**WHAT THE EXERCISE ASKS**
The response must be a precise copy of the records that follow.

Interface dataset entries

——————————

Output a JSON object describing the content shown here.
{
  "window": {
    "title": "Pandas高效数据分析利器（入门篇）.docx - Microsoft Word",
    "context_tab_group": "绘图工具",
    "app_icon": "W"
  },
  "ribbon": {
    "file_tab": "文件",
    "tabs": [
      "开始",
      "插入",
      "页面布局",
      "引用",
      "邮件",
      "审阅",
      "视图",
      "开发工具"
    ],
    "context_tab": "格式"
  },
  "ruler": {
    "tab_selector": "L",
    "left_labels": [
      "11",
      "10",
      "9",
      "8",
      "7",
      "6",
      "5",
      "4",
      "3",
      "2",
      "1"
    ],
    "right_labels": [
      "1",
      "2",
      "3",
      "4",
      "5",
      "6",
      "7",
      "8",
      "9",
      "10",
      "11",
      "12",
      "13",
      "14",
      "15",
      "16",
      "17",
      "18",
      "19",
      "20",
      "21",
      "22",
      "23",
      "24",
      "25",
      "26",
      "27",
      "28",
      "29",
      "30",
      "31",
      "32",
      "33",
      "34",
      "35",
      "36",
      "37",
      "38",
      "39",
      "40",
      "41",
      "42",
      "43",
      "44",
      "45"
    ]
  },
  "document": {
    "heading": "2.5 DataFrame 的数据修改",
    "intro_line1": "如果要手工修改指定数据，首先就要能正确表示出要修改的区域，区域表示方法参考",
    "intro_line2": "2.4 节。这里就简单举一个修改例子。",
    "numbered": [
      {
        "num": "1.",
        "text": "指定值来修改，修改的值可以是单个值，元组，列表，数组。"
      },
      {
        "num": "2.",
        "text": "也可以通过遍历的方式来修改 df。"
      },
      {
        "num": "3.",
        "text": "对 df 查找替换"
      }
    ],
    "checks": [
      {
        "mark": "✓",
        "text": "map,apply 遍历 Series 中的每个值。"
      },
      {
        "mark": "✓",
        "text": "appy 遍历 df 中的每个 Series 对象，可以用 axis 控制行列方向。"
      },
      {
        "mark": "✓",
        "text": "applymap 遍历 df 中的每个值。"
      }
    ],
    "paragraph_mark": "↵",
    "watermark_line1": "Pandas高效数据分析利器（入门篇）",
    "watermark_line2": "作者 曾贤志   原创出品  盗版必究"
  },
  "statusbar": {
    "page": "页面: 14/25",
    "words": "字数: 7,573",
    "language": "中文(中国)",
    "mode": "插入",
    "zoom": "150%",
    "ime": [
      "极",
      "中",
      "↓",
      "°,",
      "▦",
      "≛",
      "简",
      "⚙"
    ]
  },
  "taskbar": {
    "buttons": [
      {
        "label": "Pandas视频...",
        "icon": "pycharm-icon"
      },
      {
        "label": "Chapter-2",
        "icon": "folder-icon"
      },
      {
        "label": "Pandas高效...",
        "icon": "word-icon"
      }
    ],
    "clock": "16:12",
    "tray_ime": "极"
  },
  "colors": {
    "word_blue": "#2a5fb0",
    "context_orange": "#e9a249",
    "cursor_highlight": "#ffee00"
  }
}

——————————

**OUTPUT BELOW**
Output a JSON object describing the content shown here.
{
  "window": {
    "title": "Pandas高效数据分析利器（入门篇）.docx - Microsoft Word",
    "context_tab_group": "绘图工具",
    "app_icon": "W"
  },
  "ribbon": {
    "file_tab": "文件",
    "tabs": [
      "开始",
      "插入",
      "页面布局",
      "引用",
      "邮件",
      "审阅",
      "视图",
      "开发工具"
    ],
    "context_tab": "格式"
  },
  "ruler": {
    "tab_selector": "L",
    "left_labels": [
      "11",
      "10",
      "9",
      "8",
      "7",
      "6",
      "5",
      "4",
      "3",
      "2",
      "1"
    ],
    "right_labels": [
      "1",
      "2",
      "3",
      "4",
      "5",
      "6",
      "7",
      "8",
      "9",
      "10",
      "11",
      "12",
      "13",
      "14",
      "15",
      "16",
      "17",
      "18",
      "19",
      "20",
      "21",
      "22",
      "23",
      "24",
      "25",
      "26",
      "27",
      "28",
      "29",
      "30",
      "31",
      "32",
      "33",
      "34",
      "35",
      "36",
      "37",
      "38",
      "39",
      "40",
      "41",
      "42",
      "43",
      "44",
      "45"
    ]
  },
  "document": {
    "heading": "2.5 DataFrame 的数据修改",
    "intro_line1": "如果要手工修改指定数据，首先就要能正确表示出要修改的区域，区域表示方法参考",
    "intro_line2": "2.4 节。这里就简单举一个修改例子。",
    "numbered": [
      {
        "num": "1.",
        "text": "指定值来修改，修改的值可以是单个值，元组，列表，数组。"
      },
      {
        "num": "2.",
        "text": "也可以通过遍历的方式来修改 df。"
      },
      {
        "num": "3.",
        "text": "对 df 查找替换"
      }
    ],
    "checks": [
      {
        "mark": "✓",
        "text": "map,apply 遍历 Series 中的每个值。"
      },
      {
        "mark": "✓",
        "text": "appy 遍历 df 中的每个 Series 对象，可以用 axis 控制行列方向。"
      },
      {
        "mark": "✓",
        "text": "applymap 遍历 df 中的每个值。"
      }
    ],
    "paragraph_mark": "↵",
    "watermark_line1": "Pandas高效数据分析利器（入门篇）",
    "watermark_line2": "作者 曾贤志   原创出品  盗版必究"
  },
  "statusbar": {
    "page": "页面: 14/25",
    "words": "字数: 7,573",
    "language": "中文(中国)",
    "mode": "插入",
    "zoom": "150%",
    "ime": [
      "极",
      "中",
      "↓",
      "°,",
      "▦",
      "≛",
      "简",
      "⚙"
    ]
  },
  "taskbar": {
    "buttons": [
      {
        "label": "Pandas视频...",
        "icon": "pycharm-icon"
      },
      {
        "label": "Chapter-2",
        "icon": "folder-icon"
      },
      {
        "label": "Pandas高效...",
        "icon": "word-icon"
      }
    ],
    "clock": "16:12",
    "tray_ime": "极"
  },
  "colors": {
    "word_blue": "#2a5fb0",
    "context_orange": "#e9a249",
    "cursor_highlight": "#ffee00"
  }
}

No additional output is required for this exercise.